The brain plays a crucial role in orchestrating the stress response and modulating immune function. Stress activates various brain regions, including the amygdala and prefrontal cortex, which communicate with the immune system through neuroendocrine pathways. The sympathetic nervous system, a branch of the autonomic nervous system, releases norepinephrine, which can directly influence immune cell function. Additionally, stress-induced activation of the amygdala can trigger the release of corticotropin-releasing hormone (CRH), which can modulate immune responses and promote inflammation. These neuroendocrine pathways provide a direct link between psychological stress and immune system dysregulation.

Psychosocial Factors and Inflammation:

Beyond the physiological mechanisms, psychosocial factors associated with stress can also contribute to inflammation.

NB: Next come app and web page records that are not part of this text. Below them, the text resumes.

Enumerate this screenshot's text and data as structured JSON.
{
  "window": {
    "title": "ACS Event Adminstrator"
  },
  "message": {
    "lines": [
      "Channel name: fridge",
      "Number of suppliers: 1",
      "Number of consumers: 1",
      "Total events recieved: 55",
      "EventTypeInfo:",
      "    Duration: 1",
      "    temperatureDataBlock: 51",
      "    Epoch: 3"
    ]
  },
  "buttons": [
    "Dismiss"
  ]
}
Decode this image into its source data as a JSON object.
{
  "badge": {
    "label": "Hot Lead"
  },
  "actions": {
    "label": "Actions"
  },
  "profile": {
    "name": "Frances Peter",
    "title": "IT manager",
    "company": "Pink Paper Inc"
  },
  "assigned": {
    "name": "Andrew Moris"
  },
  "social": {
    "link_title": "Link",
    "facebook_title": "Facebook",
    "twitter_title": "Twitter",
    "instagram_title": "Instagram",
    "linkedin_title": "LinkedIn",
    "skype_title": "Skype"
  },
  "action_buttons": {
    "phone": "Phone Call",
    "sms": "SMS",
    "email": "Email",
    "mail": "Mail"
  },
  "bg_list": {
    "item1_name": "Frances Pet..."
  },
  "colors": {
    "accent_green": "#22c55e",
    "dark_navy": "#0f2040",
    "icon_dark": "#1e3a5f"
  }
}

Social isolation, lack of social support, and chronic exposure to negative emotions such as anger, anxiety, and depression have been linked to increased levels of pro-inflammatory markers. Furthermore, individuals experiencing chronic stress often adopt unhealthy coping mechanisms, such as smoking, excessive alcohol consumption, poor diet, and sedentary lifestyle, all of which can further promote inflammation.

Implications for Health and Disease:

The accumulating evidence linking psychological stress and inflammation has significant implications for both physical and mental health. Chronic inflammation has been implicated in the development and progression of numerous diseases, including cardiovascular disease, metabolic disorders, autoimmune conditions, neurodegenerative diseases, and psychiatric disorders. Understanding the role of psychological stress in inflammation can help inform interventions aimed at preventing or managing these diseases. Moreover, it emphasizes the importance of addressing psychosocial factors and adopting healthy coping strategies to mitigate the detrimental effects of stress on inflammation and overall well-being.


Psychological stress and inflammation share a complex and bidirectional relationship, with stress promoting inflammation and inflammation perpetuating stress. The intricate interplay between the mind and body highlights the importance of adopting a holistic approach to health, considering psychological well-being alongside physiological factors. By understanding the underlying mechanisms connecting stress and inflammation, researchers and healthcare professionals can develop targeted interventions to mitigate the impact of stress on inflammation and ultimately improve health outcomes.